At first, the disciples in Jerusalem were afraid of Paul because they did not believe he was a disciple of Jesus (Acts 9:26), but Barnabas spoke fervently on his behalf and won over the believers (9:27-28). While there, Paul may have heard an oral telling of the gospel, a summary of the words and deeds of Jesus handed down to all converts. This would have included the institution of the Lord’s Supper (1 Corinthians 11:23-25), specific words of the Lord (Acts 20:35; 1 Corinthians 7:10; 9:14), the appearances of the resurrected Christ (15:3-8), and the spirit and character of Jesus (2 Corinthians 10:1; Philippians 2:5-8).
Paul also preached in Jerusalem, perhaps in the same synagogues in which he had heard Stephen. However, when the Jews marked him for death again, the believers sent him away to Tarsus (Acts 9:29-30; Galatians 1:21). The end of Paul’s preparation came when Barnabas went to Tarsus to look for him and bring him to Antioch. By this time Paul had lived for ten years in Cilicia.
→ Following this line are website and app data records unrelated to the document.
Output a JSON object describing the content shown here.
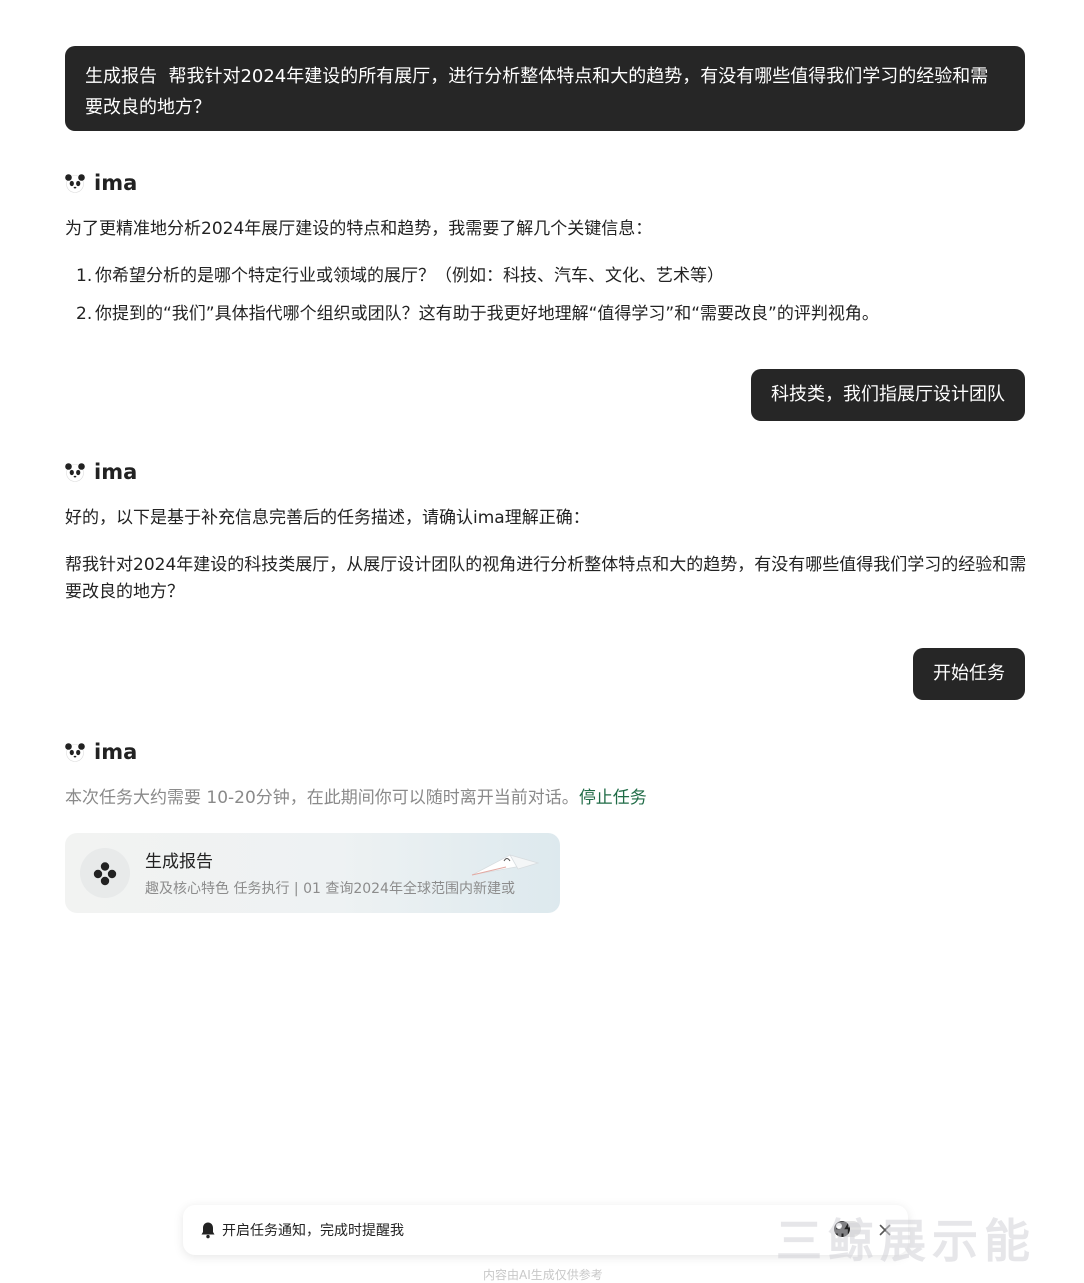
{
  "messages": {
    "user1": {
      "tag": "生成报告",
      "text": "帮我针对2024年建设的所有展厅，进行分析整体特点和大的趋势，有没有哪些值得我们学习的经验和需要改良的地方？"
    },
    "ai_name": "ima",
    "ai1": {
      "intro": "为了更精准地分析2024年展厅建设的特点和趋势，我需要了解几个关键信息：",
      "questions": [
        {
          "num": "1.",
          "text": "你希望分析的是哪个特定行业或领域的展厅？（例如：科技、汽车、文化、艺术等）"
        },
        {
          "num": "2.",
          "text": "你提到的“我们”具体指代哪个组织或团队？这有助于我更好地理解“值得学习”和“需要改良”的评判视角。"
        }
      ]
    },
    "user2": "科技类，我们指展厅设计团队",
    "ai2": {
      "intro": "好的，以下是基于补充信息完善后的任务描述，请确认ima理解正确：",
      "task": "帮我针对2024年建设的科技类展厅，从展厅设计团队的视角进行分析整体特点和大的趋势，有没有哪些值得我们学习的经验和需要改良的地方？"
    },
    "user3": "开始任务",
    "ai3": {
      "status": "本次任务大约需要 10-20分钟，在此期间你可以随时离开当前对话。",
      "stop": "停止任务"
    }
  },
  "task_card": {
    "title": "生成报告",
    "subtitle": "趣及核心特色    任务执行 | 01 查询2024年全球范围内新建或",
    "icon": "flower-dots-icon"
  },
  "notification": {
    "text": "开启任务通知，完成时提醒我",
    "toggle_on": false
  },
  "watermark": "三鲸展示能",
  "footer": "内容由AI生成仅供参考"
}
Since his conversion, he had proclaimed Jesus (Acts 9:20), speaking boldly in the name of the Lord (9:27). There is no reason to think he did otherwise while living among the Gentiles in Cilicia.
In fact, his work may have been so effective that he began to attract attention in Antioch. During these years, Paul probably underwent many of the sufferings he mentions in 2 Corinthians 11:24-26. Several scholars think that the ecstatic experience mentioned in 12:1-9, with its accompanying thorn in the flesh, also took place before he came to Antioch. In a way, the church in Antioch had been a product of Paul’s pre-conversion persecution of the church in Jerusalem. Until they arrived in Antioch, the scattered believers had only presented the gospel to Jews (Acts 11:19). It was here that the Gentiles first heard the Good News (11:20), and many became believers (11:21). It is fitting that Paul, the apostle to the Gentiles (Acts 22:21; Romans 11:13), should appear in Antioch to formally begin the ministry to which he was called (Acts 26:17-18).
Barnabas and Paul stayed with the church in Antioch for a year. Their work there was so far-reaching that a new name, Christian, was coined to distinguish the believers in Antioch from Gentiles and Jews (Acts 11:26). Hearing of a famine in Judea, the disciples in Antioch sent relief to the believers in Judea and entrusted Barnabas and Paul with the delivery of the gift (11:30). When their mission was complete, Barnabas and Paul returned to Antioch with John Mark (12:25), Barnabas’s cousin (Colossians 4:10). Until this time, the spread of the gospel had been local and inward-looking.
Contacts were made in the homes, the marketplace, the streets, synagogues, and highways (Acts 3:1; 5:12, 42; 8:26-29; 10:22). But in Antioch, the Holy Spirit began a determined effort to evangelize the Roman Empire (13:1-3). By the Holy Spirit’s instructions, the church appointed Barnabas and Paul for this work. With the prayers and encouragement of the Antioch assembly, and with John Mark as their assistant, Barnabas and Paul sailed for Cyprus (Acts 13:4).